■ **HOW TO COMPLETE THIS TASK**: Each entry listed below should be reproduced word for word.

##########

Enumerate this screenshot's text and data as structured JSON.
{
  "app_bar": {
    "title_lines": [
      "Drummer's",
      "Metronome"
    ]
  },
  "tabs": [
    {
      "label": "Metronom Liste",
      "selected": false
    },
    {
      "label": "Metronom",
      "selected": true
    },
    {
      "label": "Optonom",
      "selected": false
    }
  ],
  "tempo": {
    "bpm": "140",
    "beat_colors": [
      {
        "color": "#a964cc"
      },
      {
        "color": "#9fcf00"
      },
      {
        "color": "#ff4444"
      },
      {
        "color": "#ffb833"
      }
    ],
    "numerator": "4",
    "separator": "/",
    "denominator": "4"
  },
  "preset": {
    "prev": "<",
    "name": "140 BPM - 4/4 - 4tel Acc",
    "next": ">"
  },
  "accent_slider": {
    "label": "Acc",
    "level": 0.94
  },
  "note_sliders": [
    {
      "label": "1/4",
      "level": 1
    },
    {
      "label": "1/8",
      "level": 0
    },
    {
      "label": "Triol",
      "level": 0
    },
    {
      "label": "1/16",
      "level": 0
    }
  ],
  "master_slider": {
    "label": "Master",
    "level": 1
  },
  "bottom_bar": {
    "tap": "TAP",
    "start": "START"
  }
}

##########

■ **OUTPUT BELOW**:
Enumerate this screenshot's text and data as structured JSON.
{
  "app_bar": {
    "title_lines": [
      "Drummer's",
      "Metronome"
    ]
  },
  "tabs": [
    {
      "label": "Metronom Liste",
      "selected": false
    },
    {
      "label": "Metronom",
      "selected": true
    },
    {
      "label": "Optonom",
      "selected": false
    }
  ],
  "tempo": {
    "bpm": "140",
    "beat_colors": [
      {
        "color": "#a964cc"
      },
      {
        "color": "#9fcf00"
      },
      {
        "color": "#ff4444"
      },
      {
        "color": "#ffb833"
      }
    ],
    "numerator": "4",
    "separator": "/",
    "denominator": "4"
  },
  "preset": {
    "prev": "<",
    "name": "140 BPM - 4/4 - 4tel Acc",
    "next": ">"
  },
  "accent_slider": {
    "label": "Acc",
    "level": 0.94
  },
  "note_sliders": [
    {
      "label": "1/4",
      "level": 1
    },
    {
      "label": "1/8",
      "level": 0
    },
    {
      "label": "Triol",
      "level": 0
    },
    {
      "label": "1/16",
      "level": 0
    }
  ],
  "master_slider": {
    "label": "Master",
    "level": 1
  },
  "bottom_bar": {
    "tap": "TAP",
    "start": "START"
  }
}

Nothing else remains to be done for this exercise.